Hershel ‘Woody’ Williams, WWII Medal of Honor recipient, dead at 98
UPDATE: Funeral services for Williams will be held at 4 p.m. Sunday at the state Culture Center in Charleston. Visitations will be conducted Saturday and before Sunday’s service in the nearby Capitol rotunda, according to the Associated Press.
CHARLESTON — Hershel “Woody” Williams, the last surviving World War II Medal of Honor recipient, passed away early this morning at the Huntington VA medical center named for him.
Williams’ family and the nonprofit foundation he started to encourage the establishment of monuments honoring the survivors of those who died in military service announced the 98-year-old’s death on the foundation’s Facebook page this morning.
“Woody’s family would like to express their sincere gratitude for all of the love and support,” the post says. “They would also like to share that Woody’s wish is that people continue to carry on his mission.”
Williams received the Medal of Honor for gallantry as a U.S. Marine during the Battle of Iwo Jima where he, armed with a flame thrower, destroyed a series of enemy emplacements on Feb. 23, 1945. He was recently hospitalized and his family announced he was living out his last days.
West Virginia Gov. Jim Justice issued a statement this morning on Williams’ death.
“I ask all West Virginians to join Cathy and I in praying for Woody, his family, friends, loved ones, and the entire military community across West Virginia and the United States of America,” he said. “Pray that, while the weight of this loss is profound, we all will be able to take solace in the fact that Woody’s contributions to our nation inspired generations, cultivated similar bravery and saved lives.

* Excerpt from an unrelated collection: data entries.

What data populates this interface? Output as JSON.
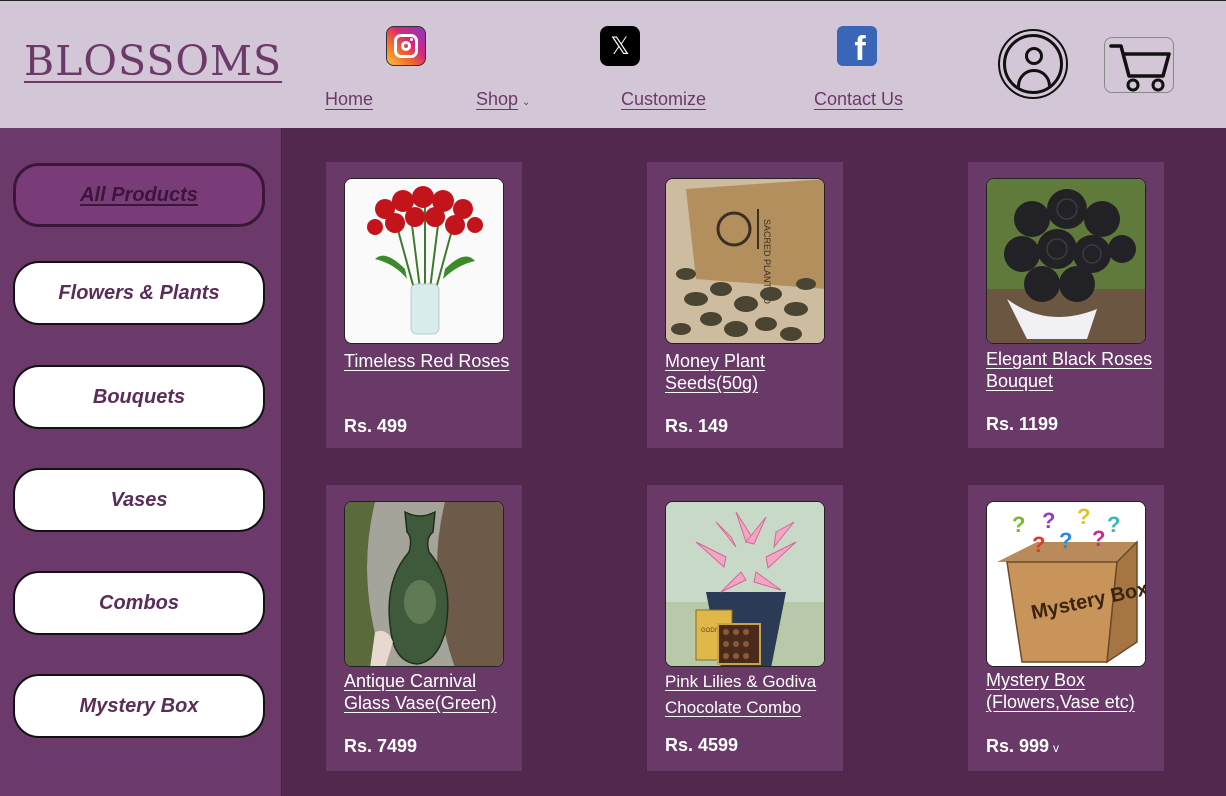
{
  "header": {
    "logo": "BLOSSOMS",
    "nav": [
      {
        "label": "Home"
      },
      {
        "label": "Shop",
        "has_dropdown": true
      },
      {
        "label": "Customize"
      },
      {
        "label": "Contact Us"
      }
    ],
    "social": [
      "instagram-icon",
      "x-icon",
      "facebook-icon"
    ],
    "x_glyph": "𝕏",
    "fb_glyph": "f",
    "nav_chev": "⌄"
  },
  "sidebar": {
    "items": [
      {
        "label": "All Products",
        "active": true
      },
      {
        "label": "Flowers & Plants"
      },
      {
        "label": "Bouquets"
      },
      {
        "label": "Vases"
      },
      {
        "label": "Combos"
      },
      {
        "label": "Mystery Box"
      }
    ]
  },
  "products": [
    {
      "name": "Timeless Red Roses",
      "price": "Rs. 499",
      "image": "red-roses-vase"
    },
    {
      "name": "Money Plant Seeds(50g)",
      "price": "Rs. 149",
      "image": "seeds-pack"
    },
    {
      "name": "Elegant Black Roses Bouquet",
      "price": "Rs. 1199",
      "image": "black-roses-bouquet"
    },
    {
      "name": "Antique Carnival Glass Vase(Green)",
      "price": "Rs. 7499",
      "image": "green-glass-vase"
    },
    {
      "name": "Pink Lilies & Godiva Chocolate Combo",
      "price": "Rs. 4599",
      "image": "lilies-chocolate"
    },
    {
      "name": "Mystery Box (Flowers,Vase etc)",
      "price": "Rs. 999",
      "image": "mystery-box",
      "price_chev": "v"
    }
  ],
  "image_text": {
    "seed_pack": "SACRED PLANT CO",
    "mystery_box": "Mystery Box",
    "chocolate": "GODIVA"
  },
  "colors": {
    "header_bg": "#d3c6d6",
    "page_bg": "#52284f",
    "sidebar_bg": "#6b3a6a",
    "card_bg": "#693a68",
    "accent": "#6b3a6a"
  }
}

Woody Williams will go down in history as one of the greatest West Virginians who ever lived, and we salute him for everything he gave to our state and our nation.”
To date, Williams and his foundation are responsible for establishing 102 Gold Star Families Memorial Monuments across the United States with more than 73 additional monuments underway in 50 states and one U.S. territory. The first was dedicated in the Donnel C. Kinnard Memorial State Veterans Cemetery in Institute, W.Va.